Conservatism & Liberalism
Ethics & Moral Philosophy
Psychology of Religion
Published: Mar 13, 2012
Why can’t our political leaders work together as threats loom and problems mount? Why do people so readily assume the worst about the motives of their fellow citizens? In The Righteous Mind, social psychologist Jonathan Haidt explores the origins of our divisions and points the way forward to mutual understanding. His starting point is moral intuition—the nearly instantaneous perceptions we all have about other people and the things they do. These intuitions feel like self-evident truths, making us righteously certain that those who see things differently are wrong. Haidt shows us how these intuitions differ across cultures, including the cultures of the political left and right. He blends his own research findings with those of anthropologists, historians, and other psychologists to draw a map of the moral domain, and he explains why conservatives can navigate that map more skillfully than can liberals. He then examines the origins of morality, overturning the view that evolution made us fundamentally selfish creatures. But rather than arguing that we are innately altruistic, he makes a more subtle claim—that we are fundamentally groupish. It is our groupishness, he explains, that leads to our greatest joys, our religious divisions, and our political affiliations. In a stunning final chapter on ideology and civility, Haidt shows what each side is right about, and why we need the insights of liberals, conservatives, and libertarians to flourish as a nation.
“Jonathan Haidt is one of smartest and most creative psychologists alive, and his newest book, The Righteous Mind, is a tour de force—a brave, brilliant and eloquent exploration of the most important issues of our time. It will challenge the way you think about liberals and conservatives, atheism and religion, good and evil. This is the book that everyone will be talking about.”—Paul Bloom, Yale University, Author of How Pleasure Works“As a fellow who listens to heated political debate daily, I was fascinated, enlightened, and even amused by Haidt's brilliant insights. This penetrating yet accessible book will help readers understand the righteous minds that inhabit politics.” —Larry Sabato, University of Virginia, author of A More Perfect Constitution“A remarkable and original synthesis of social psychology, political analysis, and moral reasoning that reflects the best of sciences in these fields and adds evidence that we are innately capable of the decency and righteousness needed for societies to survive.” —Edward O. Wilson, University Research Professor Emeritus, Harvard University

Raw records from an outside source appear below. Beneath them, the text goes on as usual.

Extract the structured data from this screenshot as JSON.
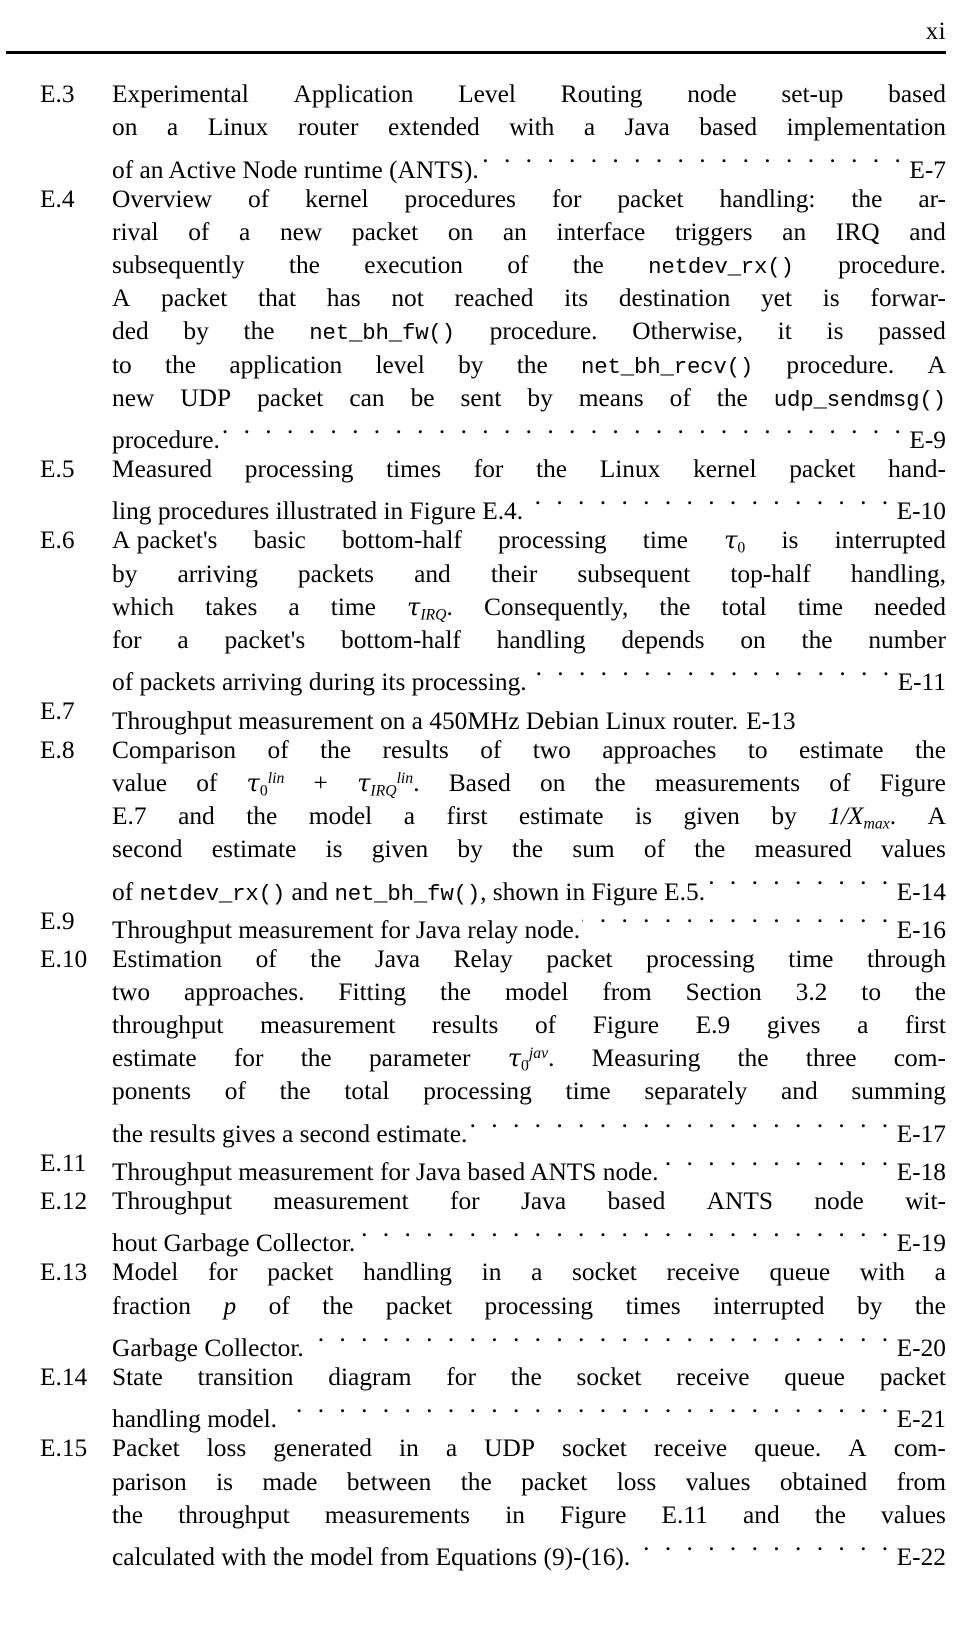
{
  "header": {
    "folio": "xi"
  },
  "list_of_figures": {
    "entries": [
      {
        "label": "E.3",
        "page": "E-7",
        "lines": [
          "Experimental Application Level Routing node set-up based",
          "on a Linux router extended with a Java based implementation",
          "of an Active Node runtime (ANTS)."
        ]
      },
      {
        "label": "E.4",
        "page": "E-9",
        "lines": [
          "Overview of kernel procedures for packet handling: the ar-",
          "rival of a new packet on an interface triggers an IRQ and",
          "subsequently the execution of the netdev_rx() procedure.",
          "A packet that has not reached its destination yet is forwar-",
          "ded by the net_bh_fw() procedure. Otherwise, it is passed",
          "to the application level by the net_bh_recv() procedure. A",
          "new UDP packet can be sent by means of the udp_sendmsg()",
          "procedure."
        ]
      },
      {
        "label": "E.5",
        "page": "E-10",
        "lines": [
          "Measured processing times for the Linux kernel packet hand-",
          "ling procedures illustrated in Figure E.4."
        ]
      },
      {
        "label": "E.6",
        "page": "E-11",
        "lines": [
          "A packet's basic bottom-half processing time τ0 is interrupted",
          "by arriving packets and their subsequent top-half handling,",
          "which takes a time τIRQ. Consequently, the total time needed",
          "for a packet's bottom-half handling depends on the number",
          "of packets arriving during its processing."
        ]
      },
      {
        "label": "E.7",
        "page": "E-13",
        "lines": [
          "Throughput measurement on a 450MHz Debian Linux router."
        ]
      },
      {
        "label": "E.8",
        "page": "E-14",
        "lines": [
          "Comparison of the results of two approaches to estimate the",
          "value of τ0lin + τIRQlin. Based on the measurements of Figure",
          "E.7 and the model a first estimate is given by 1/Xmax. A",
          "second estimate is given by the sum of the measured values",
          "of netdev_rx() and net_bh_fw(), shown in Figure E.5."
        ]
      },
      {
        "label": "E.9",
        "page": "E-16",
        "lines": [
          "Throughput measurement for Java relay node."
        ]
      },
      {
        "label": "E.10",
        "page": "E-17",
        "lines": [
          "Estimation of the Java Relay packet processing time through",
          "two approaches. Fitting the model from Section 3.2 to the",
          "throughput measurement results of Figure E.9 gives a first",
          "estimate for the parameter τ0jav. Measuring the three com-",
          "ponents of the total processing time separately and summing",
          "the results gives a second estimate."
        ]
      },
      {
        "label": "E.11",
        "page": "E-18",
        "lines": [
          "Throughput measurement for Java based ANTS node."
        ]
      },
      {
        "label": "E.12",
        "page": "E-19",
        "lines": [
          "Throughput measurement for Java based ANTS node wit-",
          "hout Garbage Collector."
        ]
      },
      {
        "label": "E.13",
        "page": "E-20",
        "lines": [
          "Model for packet handling in a socket receive queue with a",
          "fraction p of the packet processing times interrupted by the",
          "Garbage Collector."
        ]
      },
      {
        "label": "E.14",
        "page": "E-21",
        "lines": [
          "State transition diagram for the socket receive queue packet",
          "handling model."
        ]
      },
      {
        "label": "E.15",
        "page": "E-22",
        "lines": [
          "Packet loss generated in a UDP socket receive queue. A com-",
          "parison is made between the packet loss values obtained from",
          "the throughput measurements in Figure E.11 and the values",
          "calculated with the model from Equations (9)-(16)."
        ]
      }
    ],
    "labels": {
      "e3": "E.3",
      "e4": "E.4",
      "e5": "E.5",
      "e6": "E.6",
      "e7": "E.7",
      "e8": "E.8",
      "e9": "E.9",
      "e10": "E.10",
      "e11": "E.11",
      "e12": "E.12",
      "e13": "E.13",
      "e14": "E.14",
      "e15": "E.15"
    },
    "pages": {
      "e3": "E-7",
      "e4": "E-9",
      "e5": "E-10",
      "e6": "E-11",
      "e7": "E-13",
      "e8": "E-14",
      "e9": "E-16",
      "e10": "E-17",
      "e11": "E-18",
      "e12": "E-19",
      "e13": "E-20",
      "e14": "E-21",
      "e15": "E-22"
    },
    "code_terms": {
      "netdev_rx": "netdev_rx()",
      "net_bh_fw": "net_bh_fw()",
      "net_bh_recv": "net_bh_recv()",
      "udp_sendmsg": "udp_sendmsg()"
    },
    "math": {
      "tau": "τ",
      "sub_zero": "0",
      "sub_irq": "IRQ",
      "sup_lin": "lin",
      "sup_jav": "jav",
      "plus": "+",
      "one_over_x": "1/X",
      "sub_max": "max",
      "frac_p": "p"
    }
  }
}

"A profound discussion of the diverse psychological roots of morality and their role in producing political conflicts. It's not too much to hope that the book will help to reduce those conflicts." —Richard E. Nisbett, University of Michigan, author of The Geography of Thought"The Righteous Mind refutes the "New Atheists" and shows that religion is a central part of our moral heritage. Haidt's brilliant synthesis shows that Christians have nothing to fear and much to gain from the evolutionary paradigm."—Michael Dowd, author of Thank God for Evolution"Haidt's research has revolutionized the field of moral psychology. This elegantly written book has far-reaching implications for anyone interested in politics, religion, or the many controversies that divide modern societies. If you want to know why you hold your moral beliefs, and why many people disagree with you, read this book". —Simon Baron-Cohen, Cambridge University, Author of The Science of Evil “The Righteous Mind is an intellectual tour de force that brings Darwinian theorizing to the practical realm of everyday politics. The book is beautifully written, and it is truly unusual to encounter a book that makes a major theoretical contribution yet encourages one to turn its pages enthusiastically.” —Christopher Boehm, University of Southern California, author of Moral Origins.
“Here is the first attempt to give an in depth analysis of the underlying moral stance and dispositions of liberals and conservatives. I couldn't put it down and discovered things about myself!” —Michael Gazzaniga, University of California, Santa Barbara, author of The Ethical Brain
“Haidt’s a good thing.” –The Atlantic online “A well-informed tour of contemporary moral psychology...A cogent rendering of a moral universe of fertile complexity and latent flexibility.” –Kirkus
“[Haidt’s] framework for the different moral universes of liberals and conservatives struck me as a brilliant breakthrough...The Righteous Mind provides an invaluable road map.” –Miller-McCune.com
“A much-needed voice of moral sanity.” –Booklist "An important and timely book...His ideas are controversial but they make you think...Haidt has made his reputation as a social psychologist at the University of Virginia, where he and his colleagues explore reason and intuition, why people disagree so passionately and how the moral mind works." —Bill Moyers, Moyers & Company
“Highly readable, highly insightful...The principal posture in which one envisions him is that of a scrappy, voluble, discerning patriot standing between the warring factions in American politics urging each to see the other’s viewpoint, to stop demonizing, bashing, clobbering...Haidt’s real contribution, in my judgment, is inviting us all to sit at the table.” –Washington Times
Jonathan Haidt is a professor of psychology at the University of Virginia and a visiting professor of business ethics at New York University’s Stern School of Business. He is the author of The Happiness Hypothesis: Finding Modern Truth in Ancient Wisdom. He lives in Charlottesville, Virginia.